Gandhi is Italian-born and Modi's Hindu nationalist party has in the past questioned her credentials to lead the country. Such attacks have since ceased and the powerful head of the Congress party is accepted as an Indian.
But in a campaign speech ahead of next week's election, Modi appeared to rake up her foreign origins again as he questioned the government's handling of the 2012 case involving the Italian marines who are facing trial in India.
He criticised the government for letting the two men go home during Christmas in 2012 and said they returned to India only after the Supreme Court cracked the whip.
"Who was it in Delhi who allowed them to flee On whose direction was the government acting" Modi asked at a campaign rally in the remote northeastern state of Arunachal Pradesh.
He spoke a day after Gandhi accused the opposition of pursuing a divisive ideology in a nation rich in diversity.
"Will Sonia Gandhi teach us patriotism I urge you madam, never question the patriotism of the 1.5 billion Indians in the country," Modi said.
"Italian soldiers kill our fishermen, they are allowed to go. Is that defending the country's interest And you are trying to give us a certificate in patriotism."
There was no immediate comment from the Congress which is fighting a tough election under the leadership of Sonia's son and the fourth generation member of the Nehru-Gandhi dynasty, Rahul Gandhi.
India has vowed to put the two Italians on trial but has dropped a plan to prosecute them under a tough new anti-piracy law.
The sailors, part of a military security team protecting a privately owned cargo ship, say they mistook the fishermen for pirates and fired warning shots into the water during the incident in February 2012, off the coast of Kerala state.
Modi demanded the government come clear on the whereabouts of the sailors, who are thought to be at the Italian embassy as they await trial. "Which prison are they in Who is responsible" he said.
Modi, a polarising figure, has throughout the campaign trained his guns on India's most powerful family, attacking Rahul as a privileged "shehzada," or prince.
Opinion polls suggest Modi's Bharatiya Janata Party-led alliance is increasing the lead over the ruling Congress party and its allies and is best placed to form a coalition government after the elections, set for April and May.
The BJP-led coalition could win 233 seats out of the 543 at stake, within striking distance of the 272 required to rule, a poll by ABP News-Nielsen said at the weekend. The ruling alliance could slip to 119 seats, it said.

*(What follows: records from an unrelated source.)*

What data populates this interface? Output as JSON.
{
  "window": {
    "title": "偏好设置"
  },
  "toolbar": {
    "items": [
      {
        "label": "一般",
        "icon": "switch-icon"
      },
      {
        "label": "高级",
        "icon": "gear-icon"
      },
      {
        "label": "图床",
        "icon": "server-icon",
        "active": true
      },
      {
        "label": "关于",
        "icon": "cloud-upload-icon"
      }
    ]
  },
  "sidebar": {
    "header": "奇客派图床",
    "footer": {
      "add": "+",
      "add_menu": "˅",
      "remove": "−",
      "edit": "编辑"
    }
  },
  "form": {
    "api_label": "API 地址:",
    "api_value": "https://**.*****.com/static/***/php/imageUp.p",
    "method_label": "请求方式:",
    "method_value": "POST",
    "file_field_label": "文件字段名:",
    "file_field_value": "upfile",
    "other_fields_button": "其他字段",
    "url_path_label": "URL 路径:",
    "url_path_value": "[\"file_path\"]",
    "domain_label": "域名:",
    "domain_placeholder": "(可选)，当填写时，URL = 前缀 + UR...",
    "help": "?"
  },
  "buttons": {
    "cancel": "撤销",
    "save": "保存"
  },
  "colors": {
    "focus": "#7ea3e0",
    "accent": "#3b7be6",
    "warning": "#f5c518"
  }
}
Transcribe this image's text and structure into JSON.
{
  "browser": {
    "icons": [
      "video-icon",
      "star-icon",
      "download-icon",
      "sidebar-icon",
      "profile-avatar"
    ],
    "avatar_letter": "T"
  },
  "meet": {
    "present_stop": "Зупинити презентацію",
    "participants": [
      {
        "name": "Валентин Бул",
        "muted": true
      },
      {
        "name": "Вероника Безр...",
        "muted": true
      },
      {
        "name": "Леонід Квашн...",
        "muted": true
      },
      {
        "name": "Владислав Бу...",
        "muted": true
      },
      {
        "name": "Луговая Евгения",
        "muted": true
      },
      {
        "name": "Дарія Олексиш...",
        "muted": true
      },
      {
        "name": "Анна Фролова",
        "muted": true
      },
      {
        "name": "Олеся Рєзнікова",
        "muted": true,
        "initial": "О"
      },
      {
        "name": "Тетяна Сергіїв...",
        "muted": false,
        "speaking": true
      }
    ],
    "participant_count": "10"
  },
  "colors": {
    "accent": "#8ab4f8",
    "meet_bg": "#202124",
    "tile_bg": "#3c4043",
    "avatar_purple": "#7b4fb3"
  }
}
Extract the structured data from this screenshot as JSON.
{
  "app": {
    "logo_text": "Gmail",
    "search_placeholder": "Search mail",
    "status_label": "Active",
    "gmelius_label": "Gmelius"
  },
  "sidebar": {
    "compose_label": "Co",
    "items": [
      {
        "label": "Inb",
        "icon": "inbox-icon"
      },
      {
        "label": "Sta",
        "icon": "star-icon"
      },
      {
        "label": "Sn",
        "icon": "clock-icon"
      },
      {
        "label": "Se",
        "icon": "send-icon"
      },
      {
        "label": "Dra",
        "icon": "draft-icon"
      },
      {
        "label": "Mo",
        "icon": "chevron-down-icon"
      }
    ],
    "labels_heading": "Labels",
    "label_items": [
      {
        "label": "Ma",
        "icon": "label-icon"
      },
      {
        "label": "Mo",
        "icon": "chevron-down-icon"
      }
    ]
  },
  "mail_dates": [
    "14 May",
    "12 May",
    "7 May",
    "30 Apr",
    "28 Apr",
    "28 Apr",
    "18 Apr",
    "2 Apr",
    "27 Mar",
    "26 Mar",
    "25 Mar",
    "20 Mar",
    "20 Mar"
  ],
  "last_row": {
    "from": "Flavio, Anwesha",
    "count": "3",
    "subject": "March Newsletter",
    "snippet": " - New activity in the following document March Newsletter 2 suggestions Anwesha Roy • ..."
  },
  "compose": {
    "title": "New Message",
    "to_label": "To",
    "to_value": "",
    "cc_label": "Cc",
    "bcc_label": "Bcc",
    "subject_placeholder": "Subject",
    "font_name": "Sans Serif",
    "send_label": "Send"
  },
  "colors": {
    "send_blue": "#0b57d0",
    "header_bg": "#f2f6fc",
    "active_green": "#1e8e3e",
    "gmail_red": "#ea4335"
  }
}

Modi's personal ratings remained the highest, with 54 percent of those polled in March picking him for prime minister. The rating was down from 57 percent in February, however.
"You gave them 60 years, give me 60 months. I promise I will change the country," Modi told Monday's rally.